The Goddess is the mysterious source of life, the Earth herself, Substance, Soil, All Creating and All Consuming.
Kali is said to have emerged from the brow of Goddess Durga (slayer of demons) during a battle between the divine and “dark” forces.
Durga's name means "Beyond Reach" and so She is therefore an echo of each woman warrior's fierce virginal autonomy. As such, then is Kali considered the 'forceful' form of the great goddess Durga.
She carries a sword, in another the head of the demon she has slain, with the other two she is raising the spirits of her worshippers. She wears a necklace of skulls and her tongue protrudes from her mouth. Her eyes are red, and her face and breasts are often shown smeared with blood. She is depicted standing with one foot on the thigh, and another on the breast of her husband, Shiva.
Those who adore and worship Kali as The Divine Mother, believe Kali's blackness symbolizes Her all-embracing nature, because black is the color in which all other colors merge. Also, black absorbs and dissolves all things. As all colors disappear in black, so all things disappear in Her. It is also said that black represents the total absence of color, again signifying the nature of Kali as ultimate reality. Either way, being black symbolizes her transcendence of all form.
In her nakedness she is free from all hidden illusion. She is Nature stripped of her 'clothes'. Kali is the bright fire of truth, which cannot be hidden by the clothes of ignorance. Such truth simply burns them away.
She is full- breasted; motherhood and ceaseless creation. Her necklace of fifty human heads represent the fifty letters of the Sanskrit alphabet, and wearing them She is the repository of all knowledge and wisdom.
The image of Shiva lying under the feet of Kali represents Shiva as the passive potential of creation and Kali as his Shakti. The generic term Shakti is the Universal feminine creative principle and the energizing force behind all male divinity including Shiva. It is she that powers him. Shakti is expressed as the i in Shiva's name. Without this i, Shiva becomes Shva, which in Sanskrit means a corpse. Thus suggesting that without his Shakti, Shiva is powerless.
Kali is a very appropriate image for demonstrating the idea that our world is the play of the gods. The spontaneous, effortless, dizzying creativity of the divine is conveyed in her wild appearance. She presents a picture of that world as unpredictable by nature. In her mad dancing, with Her wild and disheveled hair, and eerie howl there is the idea that the world is running out of control.
This world is created and destroyed with Kali's wild dancing, and we are invited to take part in that dance, to yield to the chaotic beat of the Mother's dance of life and death.

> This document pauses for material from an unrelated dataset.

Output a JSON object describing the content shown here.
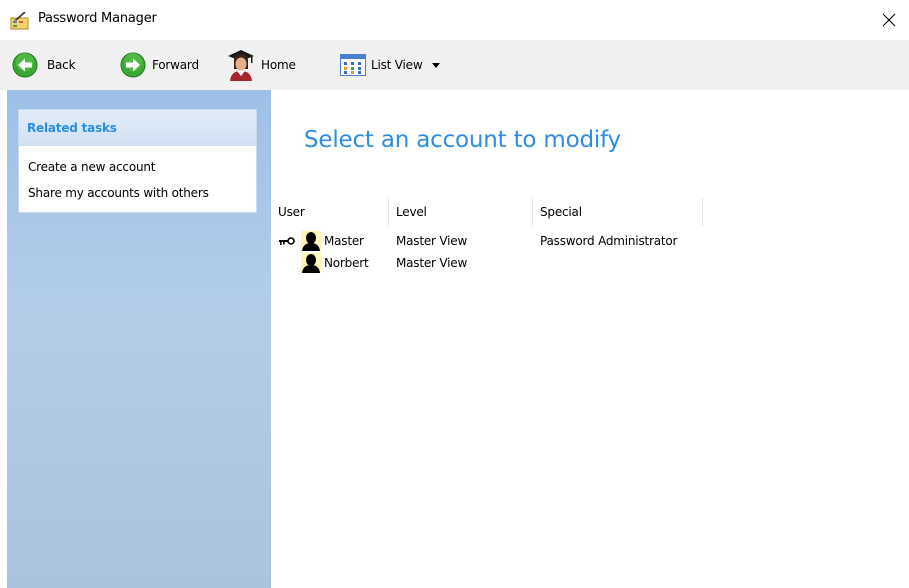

Kali's human and maternal qualities continue to define the goddess for most of her devotees to this day. In human relationships, the love between mother and child is usually considered the purest and strongest. In the same way, the love between the Mother Goddess and her human children is considered the closest and most tender of relationships. Kali may be frightening, the mad, forgetful mistress of a world spinning out of control, but she is, after all, the Mother of All. As such, she is accepted by her children- accepted in wonder and awe.
Kali's favors may be won with acceptance of Her and the realities she dramatically conveys. The image of Kali teaches us that pain, sorrow, decay, death, and destruction are not overcome by denying them or explaining them away. Pain and sorrow are woven into the texture of our lives and to deny them is futile. For us to realize the fullness of our being, we must accept this dimension of existence. Kali's gift is freedom, the freedom of a child to revel in this moment, and it is won only after a confrontation or acceptance of death.

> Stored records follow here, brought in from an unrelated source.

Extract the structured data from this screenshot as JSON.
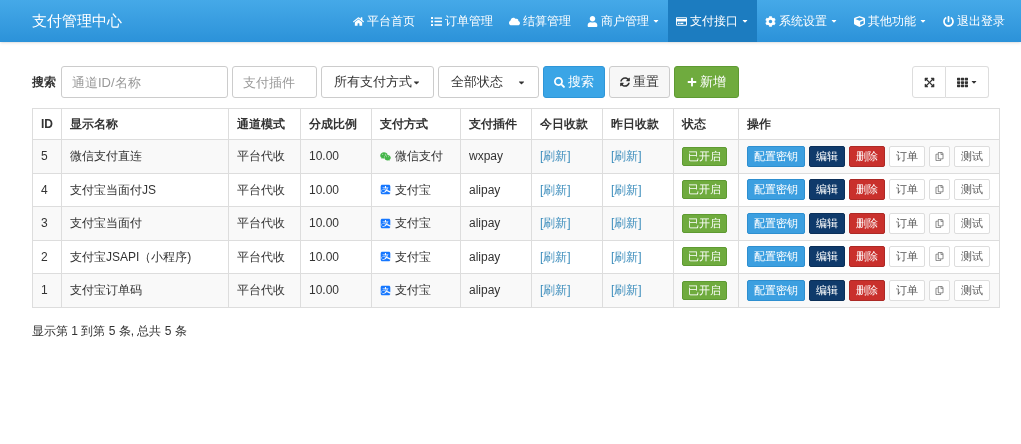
{
  "navbar": {
    "brand": "支付管理中心",
    "items": [
      {
        "label": "平台首页",
        "kind": "home",
        "dropdown": false,
        "selected": false
      },
      {
        "label": "订单管理",
        "kind": "list",
        "dropdown": false,
        "selected": false
      },
      {
        "label": "结算管理",
        "kind": "cloud",
        "dropdown": false,
        "selected": false
      },
      {
        "label": "商户管理",
        "kind": "user",
        "dropdown": true,
        "selected": false
      },
      {
        "label": "支付接口",
        "kind": "card",
        "dropdown": true,
        "selected": true
      },
      {
        "label": "系统设置",
        "kind": "gear",
        "dropdown": true,
        "selected": false
      },
      {
        "label": "其他功能",
        "kind": "cube",
        "dropdown": true,
        "selected": false
      },
      {
        "label": "退出登录",
        "kind": "power",
        "dropdown": false,
        "selected": false
      }
    ]
  },
  "toolbar": {
    "search_label": "搜索",
    "id_field": {
      "placeholder": "通道ID/名称"
    },
    "plugin_field": {
      "placeholder": "支付插件"
    },
    "method_select": {
      "value": "所有支付方式"
    },
    "status_select": {
      "value": "全部状态"
    },
    "search_button": "搜索",
    "reset_button": "重置",
    "add_button": "新增"
  },
  "table": {
    "columns": [
      "ID",
      "显示名称",
      "通道模式",
      "分成比例",
      "支付方式",
      "支付插件",
      "今日收款",
      "昨日收款",
      "状态",
      "操作"
    ],
    "rows": [
      {
        "id": "5",
        "name": "微信支付直连",
        "mode": "平台代收",
        "ratio": "10.00",
        "method": {
          "kind": "wechat",
          "label": "微信支付"
        },
        "plugin": "wxpay",
        "today": "[刷新]",
        "yesterday": "[刷新]",
        "status": {
          "label": "已开启",
          "on": true
        },
        "actions": [
          {
            "kind": "primary",
            "label": "配置密钥"
          },
          {
            "kind": "navy",
            "label": "编辑"
          },
          {
            "kind": "danger",
            "label": "删除"
          },
          {
            "kind": "default",
            "label": "订单"
          },
          {
            "kind": "copy"
          },
          {
            "kind": "default",
            "label": "测试"
          }
        ]
      },
      {
        "id": "4",
        "name": "支付宝当面付JS",
        "mode": "平台代收",
        "ratio": "10.00",
        "method": {
          "kind": "alipay",
          "label": "支付宝"
        },
        "plugin": "alipay",
        "today": "[刷新]",
        "yesterday": "[刷新]",
        "status": {
          "label": "已开启",
          "on": true
        },
        "actions": [
          {
            "kind": "primary",
            "label": "配置密钥"
          },
          {
            "kind": "navy",
            "label": "编辑"
          },
          {
            "kind": "danger",
            "label": "删除"
          },
          {
            "kind": "default",
            "label": "订单"
          },
          {
            "kind": "copy"
          },
          {
            "kind": "default",
            "label": "测试"
          }
        ]
      },
      {
        "id": "3",
        "name": "支付宝当面付",
        "mode": "平台代收",
        "ratio": "10.00",
        "method": {
          "kind": "alipay",
          "label": "支付宝"
        },
        "plugin": "alipay",
        "today": "[刷新]",
        "yesterday": "[刷新]",
        "status": {
          "label": "已开启",
          "on": true
        },
        "actions": [
          {
            "kind": "primary",
            "label": "配置密钥"
          },
          {
            "kind": "navy",
            "label": "编辑"
          },
          {
            "kind": "danger",
            "label": "删除"
          },
          {
            "kind": "default",
            "label": "订单"
          },
          {
            "kind": "copy"
          },
          {
            "kind": "default",
            "label": "测试"
          }
        ]
      },
      {
        "id": "2",
        "name": "支付宝JSAPI（小程序)",
        "mode": "平台代收",
        "ratio": "10.00",
        "method": {
          "kind": "alipay",
          "label": "支付宝"
        },
        "plugin": "alipay",
        "today": "[刷新]",
        "yesterday": "[刷新]",
        "status": {
          "label": "已开启",
          "on": true
        },
        "actions": [
          {
            "kind": "primary",
            "label": "配置密钥"
          },
          {
            "kind": "navy",
            "label": "编辑"
          },
          {
            "kind": "danger",
            "label": "删除"
          },
          {
            "kind": "default",
            "label": "订单"
          },
          {
            "kind": "copy"
          },
          {
            "kind": "default",
            "label": "测试"
          }
        ]
      },
      {
        "id": "1",
        "name": "支付宝订单码",
        "mode": "平台代收",
        "ratio": "10.00",
        "method": {
          "kind": "alipay",
          "label": "支付宝"
        },
        "plugin": "alipay",
        "today": "[刷新]",
        "yesterday": "[刷新]",
        "status": {
          "label": "已开启",
          "on": true
        },
        "actions": [
          {
            "kind": "primary",
            "label": "配置密钥"
          },
          {
            "kind": "navy",
            "label": "编辑"
          },
          {
            "kind": "danger",
            "label": "删除"
          },
          {
            "kind": "default",
            "label": "订单"
          },
          {
            "kind": "copy"
          },
          {
            "kind": "default",
            "label": "测试"
          }
        ]
      }
    ]
  },
  "pagination_info": "显示第 1 到第 5 条, 总共 5 条"
}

To confront or accept death is to realize a way of being that can delight and revel in the play of the gods. To accept one's mortality is to be able to let go, to be able to sing, dance, and shout. Kali is Mother to her worshippers not because she protects them from the way things really are but because she reveals to them their mortality and thus releases them to act fully and freely, releases them from the incredible, binding web of "adult" pretense, practicality, and rationality.
Black as the petal of a blue lotus at night,
She is Maha Kali, Great Mother Time,
Yet others say that She lives in the triple heaven,
It is this Kali who dwells forever
Daughter of the Ocean, Mother born of Anger,
For who does not know that this is the Kali Yuga,
From a non-Hi
From a non-Hindu Kali lover ....